[[ SUPPLIED MATERIAL open ]]

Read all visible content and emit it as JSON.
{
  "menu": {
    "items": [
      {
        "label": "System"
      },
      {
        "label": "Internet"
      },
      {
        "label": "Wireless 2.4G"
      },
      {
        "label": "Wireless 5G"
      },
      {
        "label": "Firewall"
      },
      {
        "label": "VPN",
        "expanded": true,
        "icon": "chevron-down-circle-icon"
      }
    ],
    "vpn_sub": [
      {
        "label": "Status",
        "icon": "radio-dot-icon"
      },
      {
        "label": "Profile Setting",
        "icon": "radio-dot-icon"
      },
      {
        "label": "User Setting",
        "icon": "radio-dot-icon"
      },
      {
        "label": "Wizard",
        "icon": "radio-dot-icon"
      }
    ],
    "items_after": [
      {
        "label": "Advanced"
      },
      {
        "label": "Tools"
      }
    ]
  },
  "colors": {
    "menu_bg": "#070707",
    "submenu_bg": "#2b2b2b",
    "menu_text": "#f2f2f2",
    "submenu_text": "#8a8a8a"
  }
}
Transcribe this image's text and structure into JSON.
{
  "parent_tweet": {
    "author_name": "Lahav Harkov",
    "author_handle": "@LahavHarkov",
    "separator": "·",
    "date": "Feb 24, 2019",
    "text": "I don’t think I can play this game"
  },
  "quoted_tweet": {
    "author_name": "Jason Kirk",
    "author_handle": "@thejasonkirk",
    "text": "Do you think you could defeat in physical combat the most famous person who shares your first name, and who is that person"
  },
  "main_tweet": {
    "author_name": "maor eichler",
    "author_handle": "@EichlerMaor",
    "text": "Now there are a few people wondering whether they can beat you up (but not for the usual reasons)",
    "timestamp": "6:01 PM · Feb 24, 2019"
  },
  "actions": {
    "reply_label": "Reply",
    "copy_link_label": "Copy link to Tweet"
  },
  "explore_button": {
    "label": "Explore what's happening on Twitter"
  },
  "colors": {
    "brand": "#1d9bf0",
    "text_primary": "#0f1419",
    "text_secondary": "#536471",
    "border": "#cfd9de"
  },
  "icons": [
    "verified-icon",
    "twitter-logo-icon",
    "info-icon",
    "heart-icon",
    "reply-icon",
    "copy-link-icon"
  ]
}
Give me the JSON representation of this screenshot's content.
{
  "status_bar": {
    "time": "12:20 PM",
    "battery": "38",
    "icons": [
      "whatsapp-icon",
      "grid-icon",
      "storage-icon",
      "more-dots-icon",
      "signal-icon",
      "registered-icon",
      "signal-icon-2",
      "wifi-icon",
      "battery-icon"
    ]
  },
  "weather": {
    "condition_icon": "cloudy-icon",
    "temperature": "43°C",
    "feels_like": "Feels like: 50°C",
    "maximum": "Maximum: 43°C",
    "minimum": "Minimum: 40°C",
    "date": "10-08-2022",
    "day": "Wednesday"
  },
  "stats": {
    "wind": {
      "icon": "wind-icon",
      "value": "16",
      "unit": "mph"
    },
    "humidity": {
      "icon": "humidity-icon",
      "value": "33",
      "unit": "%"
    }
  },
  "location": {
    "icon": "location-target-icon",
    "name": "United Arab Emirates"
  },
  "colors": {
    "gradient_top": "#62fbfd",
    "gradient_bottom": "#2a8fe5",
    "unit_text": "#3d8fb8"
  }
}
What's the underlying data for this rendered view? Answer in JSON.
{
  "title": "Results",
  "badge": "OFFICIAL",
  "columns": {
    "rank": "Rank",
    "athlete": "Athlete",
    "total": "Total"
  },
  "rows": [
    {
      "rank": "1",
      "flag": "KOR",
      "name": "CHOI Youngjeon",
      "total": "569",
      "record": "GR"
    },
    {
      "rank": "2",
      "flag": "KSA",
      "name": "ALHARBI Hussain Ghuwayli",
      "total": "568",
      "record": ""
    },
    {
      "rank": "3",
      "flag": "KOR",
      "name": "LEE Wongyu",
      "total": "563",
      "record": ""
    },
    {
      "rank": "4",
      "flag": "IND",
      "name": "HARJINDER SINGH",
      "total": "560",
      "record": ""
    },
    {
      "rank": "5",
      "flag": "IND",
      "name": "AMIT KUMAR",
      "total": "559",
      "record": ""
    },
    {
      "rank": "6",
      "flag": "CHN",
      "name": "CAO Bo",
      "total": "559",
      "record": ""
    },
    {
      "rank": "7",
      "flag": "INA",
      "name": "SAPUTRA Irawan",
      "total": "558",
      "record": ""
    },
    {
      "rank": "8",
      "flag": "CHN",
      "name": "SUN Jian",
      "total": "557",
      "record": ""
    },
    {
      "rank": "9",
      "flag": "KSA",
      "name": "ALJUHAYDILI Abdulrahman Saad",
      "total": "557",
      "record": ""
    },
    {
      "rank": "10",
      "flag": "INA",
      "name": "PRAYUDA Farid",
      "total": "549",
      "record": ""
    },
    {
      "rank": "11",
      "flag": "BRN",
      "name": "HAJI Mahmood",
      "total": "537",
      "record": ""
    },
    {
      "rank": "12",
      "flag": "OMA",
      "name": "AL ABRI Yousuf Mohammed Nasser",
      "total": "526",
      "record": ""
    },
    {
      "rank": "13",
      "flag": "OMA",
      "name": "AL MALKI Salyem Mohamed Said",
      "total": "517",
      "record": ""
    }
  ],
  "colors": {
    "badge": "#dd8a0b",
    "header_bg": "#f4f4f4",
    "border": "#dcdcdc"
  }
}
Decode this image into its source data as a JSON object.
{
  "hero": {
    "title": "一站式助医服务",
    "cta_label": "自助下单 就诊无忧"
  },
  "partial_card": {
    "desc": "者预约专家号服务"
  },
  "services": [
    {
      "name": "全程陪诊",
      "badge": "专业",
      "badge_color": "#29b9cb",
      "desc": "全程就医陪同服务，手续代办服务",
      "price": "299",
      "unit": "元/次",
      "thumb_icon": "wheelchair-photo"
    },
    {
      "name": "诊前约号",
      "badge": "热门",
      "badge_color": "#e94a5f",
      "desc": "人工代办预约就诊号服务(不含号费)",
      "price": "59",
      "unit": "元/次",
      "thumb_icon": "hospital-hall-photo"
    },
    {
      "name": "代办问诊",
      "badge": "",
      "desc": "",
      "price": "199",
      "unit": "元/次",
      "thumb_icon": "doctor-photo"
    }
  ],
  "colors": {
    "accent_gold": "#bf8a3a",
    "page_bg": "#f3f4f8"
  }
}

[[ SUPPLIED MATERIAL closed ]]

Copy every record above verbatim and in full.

## RESPONSE BELOW
Read all visible content and emit it as JSON.
{
  "menu": {
    "items": [
      {
        "label": "System"
      },
      {
        "label": "Internet"
      },
      {
        "label": "Wireless 2.4G"
      },
      {
        "label": "Wireless 5G"
      },
      {
        "label": "Firewall"
      },
      {
        "label": "VPN",
        "expanded": true,
        "icon": "chevron-down-circle-icon"
      }
    ],
    "vpn_sub": [
      {
        "label": "Status",
        "icon": "radio-dot-icon"
      },
      {
        "label": "Profile Setting",
        "icon": "radio-dot-icon"
      },
      {
        "label": "User Setting",
        "icon": "radio-dot-icon"
      },
      {
        "label": "Wizard",
        "icon": "radio-dot-icon"
      }
    ],
    "items_after": [
      {
        "label": "Advanced"
      },
      {
        "label": "Tools"
      }
    ]
  },
  "colors": {
    "menu_bg": "#070707",
    "submenu_bg": "#2b2b2b",
    "menu_text": "#f2f2f2",
    "submenu_text": "#8a8a8a"
  }
}
Transcribe this image's text and structure into JSON.
{
  "parent_tweet": {
    "author_name": "Lahav Harkov",
    "author_handle": "@LahavHarkov",
    "separator": "·",
    "date": "Feb 24, 2019",
    "text": "I don’t think I can play this game"
  },
  "quoted_tweet": {
    "author_name": "Jason Kirk",
    "author_handle": "@thejasonkirk",
    "text": "Do you think you could defeat in physical combat the most famous person who shares your first name, and who is that person"
  },
  "main_tweet": {
    "author_name": "maor eichler",
    "author_handle": "@EichlerMaor",
    "text": "Now there are a few people wondering whether they can beat you up (but not for the usual reasons)",
    "timestamp": "6:01 PM · Feb 24, 2019"
  },
  "actions": {
    "reply_label": "Reply",
    "copy_link_label": "Copy link to Tweet"
  },
  "explore_button": {
    "label": "Explore what's happening on Twitter"
  },
  "colors": {
    "brand": "#1d9bf0",
    "text_primary": "#0f1419",
    "text_secondary": "#536471",
    "border": "#cfd9de"
  },
  "icons": [
    "verified-icon",
    "twitter-logo-icon",
    "info-icon",
    "heart-icon",
    "reply-icon",
    "copy-link-icon"
  ]
}
Give me the JSON representation of this screenshot's content.
{
  "status_bar": {
    "time": "12:20 PM",
    "battery": "38",
    "icons": [
      "whatsapp-icon",
      "grid-icon",
      "storage-icon",
      "more-dots-icon",
      "signal-icon",
      "registered-icon",
      "signal-icon-2",
      "wifi-icon",
      "battery-icon"
    ]
  },
  "weather": {
    "condition_icon": "cloudy-icon",
    "temperature": "43°C",
    "feels_like": "Feels like: 50°C",
    "maximum": "Maximum: 43°C",
    "minimum": "Minimum: 40°C",
    "date": "10-08-2022",
    "day": "Wednesday"
  },
  "stats": {
    "wind": {
      "icon": "wind-icon",
      "value": "16",
      "unit": "mph"
    },
    "humidity": {
      "icon": "humidity-icon",
      "value": "33",
      "unit": "%"
    }
  },
  "location": {
    "icon": "location-target-icon",
    "name": "United Arab Emirates"
  },
  "colors": {
    "gradient_top": "#62fbfd",
    "gradient_bottom": "#2a8fe5",
    "unit_text": "#3d8fb8"
  }
}
What's the underlying data for this rendered view? Answer in JSON.
{
  "title": "Results",
  "badge": "OFFICIAL",
  "columns": {
    "rank": "Rank",
    "athlete": "Athlete",
    "total": "Total"
  },
  "rows": [
    {
      "rank": "1",
      "flag": "KOR",
      "name": "CHOI Youngjeon",
      "total": "569",
      "record": "GR"
    },
    {
      "rank": "2",
      "flag": "KSA",
      "name": "ALHARBI Hussain Ghuwayli",
      "total": "568",
      "record": ""
    },
    {
      "rank": "3",
      "flag": "KOR",
      "name": "LEE Wongyu",
      "total": "563",
      "record": ""
    },
    {
      "rank": "4",
      "flag": "IND",
      "name": "HARJINDER SINGH",
      "total": "560",
      "record": ""
    },
    {
      "rank": "5",
      "flag": "IND",
      "name": "AMIT KUMAR",
      "total": "559",
      "record": ""
    },
    {
      "rank": "6",
      "flag": "CHN",
      "name": "CAO Bo",
      "total": "559",
      "record": ""
    },
    {
      "rank": "7",
      "flag": "INA",
      "name": "SAPUTRA Irawan",
      "total": "558",
      "record": ""
    },
    {
      "rank": "8",
      "flag": "CHN",
      "name": "SUN Jian",
      "total": "557",
      "record": ""
    },
    {
      "rank": "9",
      "flag": "KSA",
      "name": "ALJUHAYDILI Abdulrahman Saad",
      "total": "557",
      "record": ""
    },
    {
      "rank": "10",
      "flag": "INA",
      "name": "PRAYUDA Farid",
      "total": "549",
      "record": ""
    },
    {
      "rank": "11",
      "flag": "BRN",
      "name": "HAJI Mahmood",
      "total": "537",
      "record": ""
    },
    {
      "rank": "12",
      "flag": "OMA",
      "name": "AL ABRI Yousuf Mohammed Nasser",
      "total": "526",
      "record": ""
    },
    {
      "rank": "13",
      "flag": "OMA",
      "name": "AL MALKI Salyem Mohamed Said",
      "total": "517",
      "record": ""
    }
  ],
  "colors": {
    "badge": "#dd8a0b",
    "header_bg": "#f4f4f4",
    "border": "#dcdcdc"
  }
}
Decode this image into its source data as a JSON object.
{
  "hero": {
    "title": "一站式助医服务",
    "cta_label": "自助下单 就诊无忧"
  },
  "partial_card": {
    "desc": "者预约专家号服务"
  },
  "services": [
    {
      "name": "全程陪诊",
      "badge": "专业",
      "badge_color": "#29b9cb",
      "desc": "全程就医陪同服务，手续代办服务",
      "price": "299",
      "unit": "元/次",
      "thumb_icon": "wheelchair-photo"
    },
    {
      "name": "诊前约号",
      "badge": "热门",
      "badge_color": "#e94a5f",
      "desc": "人工代办预约就诊号服务(不含号费)",
      "price": "59",
      "unit": "元/次",
      "thumb_icon": "hospital-hall-photo"
    },
    {
      "name": "代办问诊",
      "badge": "",
      "desc": "",
      "price": "199",
      "unit": "元/次",
      "thumb_icon": "doctor-photo"
    }
  ],
  "colors": {
    "accent_gold": "#bf8a3a",
    "page_bg": "#f3f4f8"
  }
}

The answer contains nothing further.